[Component data from apps and pages]
=======
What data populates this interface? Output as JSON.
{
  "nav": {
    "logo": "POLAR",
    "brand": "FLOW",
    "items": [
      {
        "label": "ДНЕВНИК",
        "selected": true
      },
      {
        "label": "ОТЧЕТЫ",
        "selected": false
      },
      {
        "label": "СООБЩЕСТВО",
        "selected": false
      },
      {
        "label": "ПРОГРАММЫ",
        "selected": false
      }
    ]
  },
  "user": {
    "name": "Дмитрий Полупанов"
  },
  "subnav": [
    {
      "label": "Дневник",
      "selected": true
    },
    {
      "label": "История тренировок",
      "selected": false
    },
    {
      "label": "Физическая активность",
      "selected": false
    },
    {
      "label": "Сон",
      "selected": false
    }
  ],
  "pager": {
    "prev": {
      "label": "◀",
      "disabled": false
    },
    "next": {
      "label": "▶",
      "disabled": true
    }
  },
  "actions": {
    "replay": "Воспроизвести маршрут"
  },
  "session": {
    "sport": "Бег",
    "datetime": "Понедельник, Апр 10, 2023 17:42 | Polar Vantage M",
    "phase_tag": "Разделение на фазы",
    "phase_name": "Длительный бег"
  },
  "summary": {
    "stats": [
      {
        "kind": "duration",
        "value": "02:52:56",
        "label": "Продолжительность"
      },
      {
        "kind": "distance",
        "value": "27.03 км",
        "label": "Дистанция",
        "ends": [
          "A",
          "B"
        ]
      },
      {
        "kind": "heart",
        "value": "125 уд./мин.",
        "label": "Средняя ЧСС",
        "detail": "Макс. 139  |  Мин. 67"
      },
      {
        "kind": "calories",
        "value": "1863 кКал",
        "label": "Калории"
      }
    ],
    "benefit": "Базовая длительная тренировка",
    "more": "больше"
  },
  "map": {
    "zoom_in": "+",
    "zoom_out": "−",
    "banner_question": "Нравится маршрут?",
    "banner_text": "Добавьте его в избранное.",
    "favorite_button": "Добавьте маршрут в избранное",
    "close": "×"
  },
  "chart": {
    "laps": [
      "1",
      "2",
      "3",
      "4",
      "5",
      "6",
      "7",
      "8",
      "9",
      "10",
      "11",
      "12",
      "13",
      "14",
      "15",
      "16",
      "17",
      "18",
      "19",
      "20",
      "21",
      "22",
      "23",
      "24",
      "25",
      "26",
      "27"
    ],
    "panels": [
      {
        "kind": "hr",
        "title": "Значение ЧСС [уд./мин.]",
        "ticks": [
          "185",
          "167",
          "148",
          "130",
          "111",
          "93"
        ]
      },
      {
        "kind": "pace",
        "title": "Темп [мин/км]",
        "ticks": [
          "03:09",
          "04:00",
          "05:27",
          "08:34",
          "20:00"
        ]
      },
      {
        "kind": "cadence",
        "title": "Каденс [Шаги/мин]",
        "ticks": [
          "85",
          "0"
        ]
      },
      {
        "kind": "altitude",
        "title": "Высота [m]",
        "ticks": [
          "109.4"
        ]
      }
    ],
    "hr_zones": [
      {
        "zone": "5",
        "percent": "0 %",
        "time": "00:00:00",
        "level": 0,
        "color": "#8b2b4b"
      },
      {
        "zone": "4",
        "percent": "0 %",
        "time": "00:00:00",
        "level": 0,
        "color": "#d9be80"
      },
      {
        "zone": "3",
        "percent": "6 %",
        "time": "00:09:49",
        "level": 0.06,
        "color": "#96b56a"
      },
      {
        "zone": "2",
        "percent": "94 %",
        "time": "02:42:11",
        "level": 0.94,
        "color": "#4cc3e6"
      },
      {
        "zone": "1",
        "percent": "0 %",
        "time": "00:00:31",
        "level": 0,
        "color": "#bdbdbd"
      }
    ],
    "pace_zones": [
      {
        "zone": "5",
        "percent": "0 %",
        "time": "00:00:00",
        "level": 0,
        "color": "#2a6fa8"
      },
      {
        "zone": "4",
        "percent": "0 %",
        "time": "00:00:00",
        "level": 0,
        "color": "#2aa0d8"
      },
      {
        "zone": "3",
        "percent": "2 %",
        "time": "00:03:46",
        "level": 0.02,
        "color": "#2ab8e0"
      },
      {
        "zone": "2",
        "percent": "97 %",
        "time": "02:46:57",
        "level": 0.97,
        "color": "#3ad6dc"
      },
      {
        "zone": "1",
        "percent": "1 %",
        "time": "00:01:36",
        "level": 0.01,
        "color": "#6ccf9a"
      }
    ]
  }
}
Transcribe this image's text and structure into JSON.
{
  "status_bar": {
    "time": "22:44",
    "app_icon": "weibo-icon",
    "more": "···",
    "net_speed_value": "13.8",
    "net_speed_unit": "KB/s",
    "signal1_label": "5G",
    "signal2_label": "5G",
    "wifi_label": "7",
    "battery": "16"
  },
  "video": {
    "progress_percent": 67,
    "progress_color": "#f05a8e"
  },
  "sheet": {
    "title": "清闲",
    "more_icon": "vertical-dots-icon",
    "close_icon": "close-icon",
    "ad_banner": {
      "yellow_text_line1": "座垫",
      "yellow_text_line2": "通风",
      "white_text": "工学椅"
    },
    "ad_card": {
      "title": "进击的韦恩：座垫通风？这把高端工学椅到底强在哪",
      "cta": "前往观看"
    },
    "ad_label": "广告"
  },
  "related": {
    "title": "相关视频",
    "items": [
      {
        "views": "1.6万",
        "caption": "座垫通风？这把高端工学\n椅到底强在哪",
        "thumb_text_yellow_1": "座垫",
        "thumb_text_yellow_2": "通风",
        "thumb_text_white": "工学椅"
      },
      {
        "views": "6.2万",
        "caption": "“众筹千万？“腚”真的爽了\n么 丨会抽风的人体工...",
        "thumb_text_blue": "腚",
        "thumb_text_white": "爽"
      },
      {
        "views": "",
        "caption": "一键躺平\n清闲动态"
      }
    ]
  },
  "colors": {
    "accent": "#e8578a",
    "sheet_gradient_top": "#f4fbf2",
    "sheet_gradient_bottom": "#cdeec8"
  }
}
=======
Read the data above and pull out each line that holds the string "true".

        "selected": true
      "selected": true
      "disabled": true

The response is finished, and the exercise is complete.